When patterns are broken new worlds emerge. Tuli Kuperberg

It turns out that many artists have channelled their inner diva in response to any stalling of their creative juices. After his divorce and the loss of custody of his daughter, Picasso found he could not bear to look at his pictures because they made him angry. Unable to paint, he changed medium for a while and wrote poetry. Likewise, after the death of his wife, Manet destroyed a large quantity of his work and stopped painting for two years. When he started again, his subject matter had changed. Georgia O’Keefe moved countries in search of inspiration when life events interrupted her practice. And when the right words didn’t flow for John Fowles, he resorted to writing school girl lesbian fiction.

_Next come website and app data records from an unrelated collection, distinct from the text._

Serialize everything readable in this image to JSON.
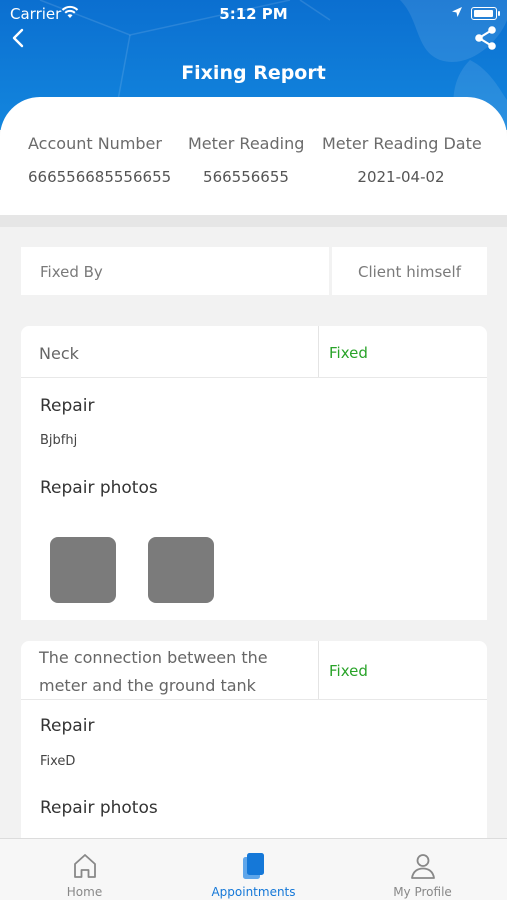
{
  "status_bar": {
    "carrier": "Carrier",
    "time": "5:12 PM"
  },
  "header": {
    "title": "Fixing Report"
  },
  "account": {
    "account_number_label": "Account Number",
    "account_number": "666556685556655",
    "meter_reading_label": "Meter Reading",
    "meter_reading": "566556655",
    "meter_reading_date_label": "Meter Reading Date",
    "meter_reading_date": "2021-04-02"
  },
  "fixed_by": {
    "label": "Fixed By",
    "value": "Client himself"
  },
  "items": [
    {
      "name": "Neck",
      "status": "Fixed",
      "repair_label": "Repair",
      "repair_text": "Bjbfhj",
      "photos_label": "Repair photos"
    },
    {
      "name_line1": "The connection between the",
      "name_line2": "meter and the ground tank",
      "status": "Fixed",
      "repair_label": "Repair",
      "repair_text": "FixeD",
      "photos_label": "Repair photos"
    }
  ],
  "tabbar": {
    "tabs": [
      {
        "label": "Home",
        "icon": "home-icon"
      },
      {
        "label": "Appointments",
        "icon": "appointments-icon"
      },
      {
        "label": "My Profile",
        "icon": "profile-icon"
      }
    ],
    "active": "Appointments"
  },
  "colors": {
    "header": "#0b6fd0",
    "status_fixed": "#29a329",
    "active_tab": "#1578d8",
    "photo_placeholder": "#7b7b7b"
  }
}
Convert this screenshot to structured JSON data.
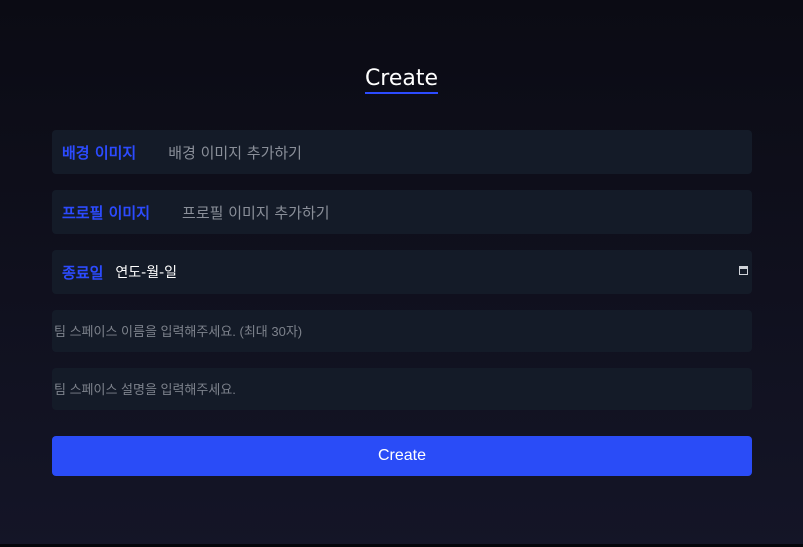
{
  "title": "Create",
  "form": {
    "background_image": {
      "label": "배경 이미지",
      "placeholder": "배경 이미지 추가하기"
    },
    "profile_image": {
      "label": "프로필 이미지",
      "placeholder": "프로필 이미지 추가하기"
    },
    "end_date": {
      "label": "종료일",
      "value": "연도-월-일",
      "icon": "calendar-icon"
    },
    "name_input": {
      "placeholder": "팀 스페이스 이름을 입력해주세요. (최대 30자)"
    },
    "description_input": {
      "placeholder": "팀 스페이스 설명을 입력해주세요."
    },
    "submit_label": "Create"
  },
  "colors": {
    "accent": "#2a4cf7",
    "field_background": "#141b28",
    "page_background": "#0b0b14"
  }
}
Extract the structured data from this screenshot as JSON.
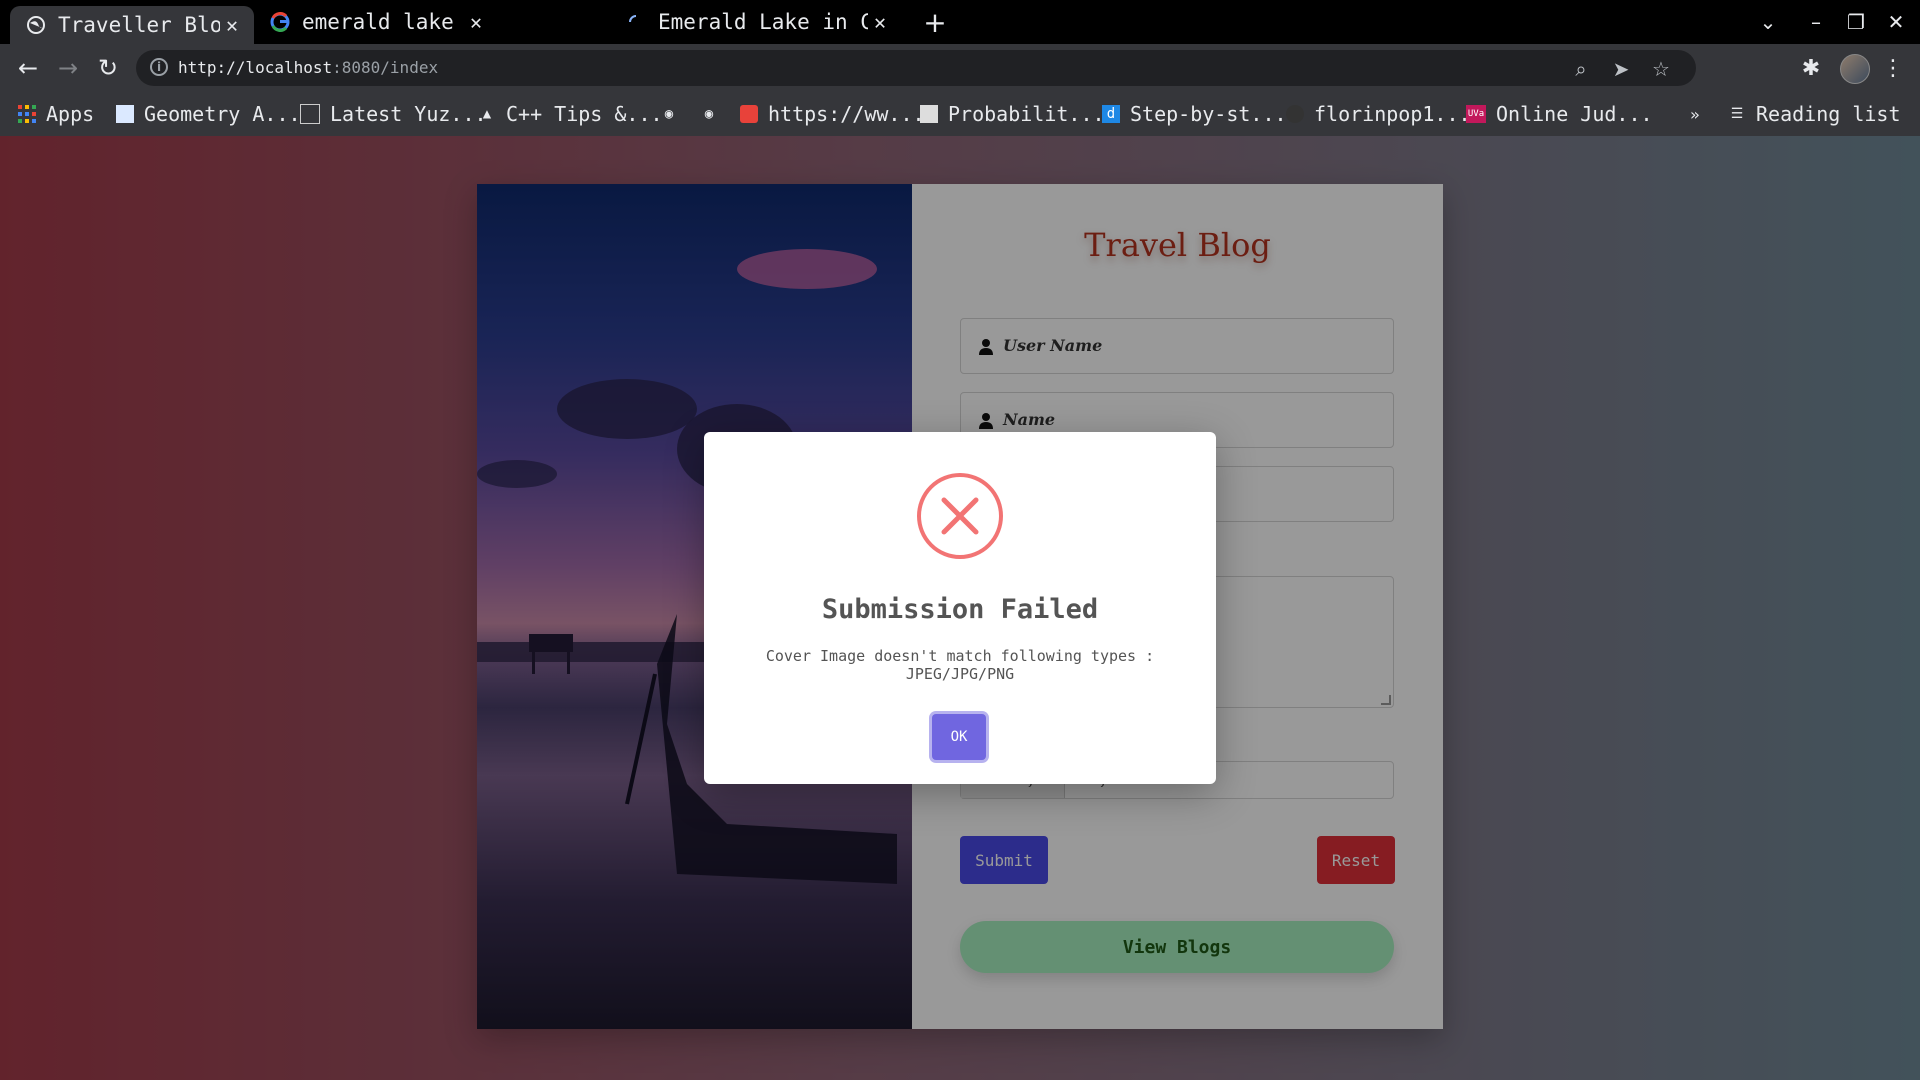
{
  "browser": {
    "tabs": [
      {
        "title": "Traveller Blog",
        "active": true
      },
      {
        "title": "emerald lake yoho",
        "active": false
      },
      {
        "title": "Emerald Lake in Car",
        "active": false
      }
    ],
    "new_tab": "+",
    "url_host": "http://localhost",
    "url_rest": ":8080/index",
    "bookmarks": [
      {
        "label": "Apps"
      },
      {
        "label": "Geometry A..."
      },
      {
        "label": "Latest Yuz..."
      },
      {
        "label": "C++ Tips &..."
      },
      {
        "label": "https://ww..."
      },
      {
        "label": "Probabilit..."
      },
      {
        "label": "Step-by-st..."
      },
      {
        "label": "florinpop1..."
      },
      {
        "label": "Online Jud..."
      }
    ],
    "overflow": "»",
    "reading_list": "Reading list"
  },
  "page": {
    "title": "Travel Blog",
    "fields": {
      "username_placeholder": "User Name",
      "name_placeholder": "Name"
    },
    "file": {
      "choose_label": "Choose file",
      "status": "No file chosen"
    },
    "submit_label": "Submit",
    "reset_label": "Reset",
    "view_blogs_label": "View Blogs"
  },
  "modal": {
    "title": "Submission Failed",
    "message": "Cover Image doesn't match following types : JPEG/JPG/PNG",
    "ok_label": "OK",
    "icon": "error-x-circle",
    "accent": "#f27474",
    "button_color": "#7066e0"
  }
}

Violence is the desire to escape one’s self. Iris Murdoch

As I write this, a Tarot card image of The Tower, is forming the idea of tearing down all that has gone before to make way for new creative innovation. I wonder, am I conflating depression with the state of being blocked? Perhaps, but I suspect it’s a chicken and egg situation. It is difficult to separate these things as the mind and body are so deeply enmeshed, born out in discernible traces in a person’s handwriting, such as the state of their mental and physical health. Which brings me to some sad, almost elegiac responses to the drying well of inspiration. Iris Murdoch only ever suffered from writer’s block once, she referred to it as “being in a very, very bad quiet place,” while writing her final novel, Bruno’s Dream, which was later found to show evidence of the early stages of Alzheimer’s disease that she would eventually die from. The great abstract expressionist Mark Rothko could not resolve the final selection of paintings to complete his commission for the restaurant in the Seagram building in New York. This caused him to pull out and he gave the works to the Tate instead, before committing suicide.

I can always get distracted by love but eventually, I get horny for my creativity. Gilda Radner

Of course, when the great drought hits and our muse legs it, I don’t think we are very good at recognising it. When it happened to me I just felt miserable and empty and because I can always paint, as I have through childbirth, disease and the hairdressers, I just kept on going, repeating myself and making horrible vacuous, images that were meaningless to me but I still I couldn’t stop, until unable to stand it any longer I ran away. Not literally, but in hindsight that’s what it was. Six weeks in India unconsciously putting myself in harms way until eventually my muse caught up with me and we came home together, chastened, but renewed, refreshed and utterly changed.

Those who do not think outside the box are easily contained. Nicholas Manetta

The internet is awash with helpful strategies that come down to: pressing on, (me) avoidance, distraction or both and in mild cases (is there such a thing?) they or may not help but after all my research, I have come to the conclusion that artists, writers in fact all creative people live much more in their imagination that sacred bubble. Along comes reality in its essential, pure form i.e. bereavement, penury, lifechanging illness, divorce etc. It ruptures the skin of the bubble and reality leaks in, the fragile imagination can’t stand too much of the stuff which can result in a kind of abandoning of self to fate, in the hope of breaking back into that precious bubble…
So no – I no longer have any doubts about the premise of my book being outlandish, lite, or frivolous in any way. It’s serious stuff. I just need to get on and convince my readers now…

Life isn’t supposed to be a support system for art. It’s the other way around. Stephen King

Essential comfort texts for those dark nights of the soul…
Writing a Novel Richard Skinner
Drawing on the right side of the brain
On Writing Stephen King
Becoming a Writer Dorothea Brande
Light the Dark Joe Fassler
How to Draw horses John Skeaping